**Activity:** Please set down word for word every line from the one holding "Decode this image" to the end of the data below, both included.

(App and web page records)

--------------------------------------------------

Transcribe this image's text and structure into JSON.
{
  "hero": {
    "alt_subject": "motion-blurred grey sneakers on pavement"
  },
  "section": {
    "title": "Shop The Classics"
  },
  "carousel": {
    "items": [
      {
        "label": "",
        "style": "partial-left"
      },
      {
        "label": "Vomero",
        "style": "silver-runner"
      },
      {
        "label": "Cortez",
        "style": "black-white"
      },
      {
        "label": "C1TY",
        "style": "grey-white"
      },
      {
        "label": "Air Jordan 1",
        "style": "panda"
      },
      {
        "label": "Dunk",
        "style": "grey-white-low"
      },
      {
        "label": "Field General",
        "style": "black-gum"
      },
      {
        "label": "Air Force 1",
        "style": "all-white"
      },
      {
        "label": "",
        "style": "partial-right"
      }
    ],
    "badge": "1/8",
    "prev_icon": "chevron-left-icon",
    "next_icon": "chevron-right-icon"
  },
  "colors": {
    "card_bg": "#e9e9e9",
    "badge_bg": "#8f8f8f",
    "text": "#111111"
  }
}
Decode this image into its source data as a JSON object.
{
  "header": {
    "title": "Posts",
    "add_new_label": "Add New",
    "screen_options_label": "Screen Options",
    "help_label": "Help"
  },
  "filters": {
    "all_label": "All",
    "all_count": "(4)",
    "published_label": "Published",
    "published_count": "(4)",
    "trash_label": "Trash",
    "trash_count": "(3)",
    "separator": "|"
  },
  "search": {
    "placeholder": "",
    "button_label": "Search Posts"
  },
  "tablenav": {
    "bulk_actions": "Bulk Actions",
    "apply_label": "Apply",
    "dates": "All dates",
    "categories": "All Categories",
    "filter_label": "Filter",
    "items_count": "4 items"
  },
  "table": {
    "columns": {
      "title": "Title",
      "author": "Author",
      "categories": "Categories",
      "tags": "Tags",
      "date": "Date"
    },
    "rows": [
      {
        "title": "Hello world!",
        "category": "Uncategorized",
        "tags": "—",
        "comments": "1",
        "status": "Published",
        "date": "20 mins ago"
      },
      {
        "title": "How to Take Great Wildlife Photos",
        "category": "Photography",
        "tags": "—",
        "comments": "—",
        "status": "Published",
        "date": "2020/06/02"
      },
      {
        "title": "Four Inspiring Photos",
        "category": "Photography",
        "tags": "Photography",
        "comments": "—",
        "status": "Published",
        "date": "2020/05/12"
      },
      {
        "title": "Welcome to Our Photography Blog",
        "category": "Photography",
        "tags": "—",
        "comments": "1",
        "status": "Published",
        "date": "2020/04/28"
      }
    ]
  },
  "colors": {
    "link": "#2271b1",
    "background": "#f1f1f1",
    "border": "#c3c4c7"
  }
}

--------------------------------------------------

**Response below:**
Decode this image into its source data as a JSON object.
{
  "header": {
    "title": "Posts",
    "add_new_label": "Add New",
    "screen_options_label": "Screen Options",
    "help_label": "Help"
  },
  "filters": {
    "all_label": "All",
    "all_count": "(4)",
    "published_label": "Published",
    "published_count": "(4)",
    "trash_label": "Trash",
    "trash_count": "(3)",
    "separator": "|"
  },
  "search": {
    "placeholder": "",
    "button_label": "Search Posts"
  },
  "tablenav": {
    "bulk_actions": "Bulk Actions",
    "apply_label": "Apply",
    "dates": "All dates",
    "categories": "All Categories",
    "filter_label": "Filter",
    "items_count": "4 items"
  },
  "table": {
    "columns": {
      "title": "Title",
      "author": "Author",
      "categories": "Categories",
      "tags": "Tags",
      "date": "Date"
    },
    "rows": [
      {
        "title": "Hello world!",
        "category": "Uncategorized",
        "tags": "—",
        "comments": "1",
        "status": "Published",
        "date": "20 mins ago"
      },
      {
        "title": "How to Take Great Wildlife Photos",
        "category": "Photography",
        "tags": "—",
        "comments": "—",
        "status": "Published",
        "date": "2020/06/02"
      },
      {
        "title": "Four Inspiring Photos",
        "category": "Photography",
        "tags": "Photography",
        "comments": "—",
        "status": "Published",
        "date": "2020/05/12"
      },
      {
        "title": "Welcome to Our Photography Blog",
        "category": "Photography",
        "tags": "—",
        "comments": "1",
        "status": "Published",
        "date": "2020/04/28"
      }
    ]
  },
  "colors": {
    "link": "#2271b1",
    "background": "#f1f1f1",
    "border": "#c3c4c7"
  }
}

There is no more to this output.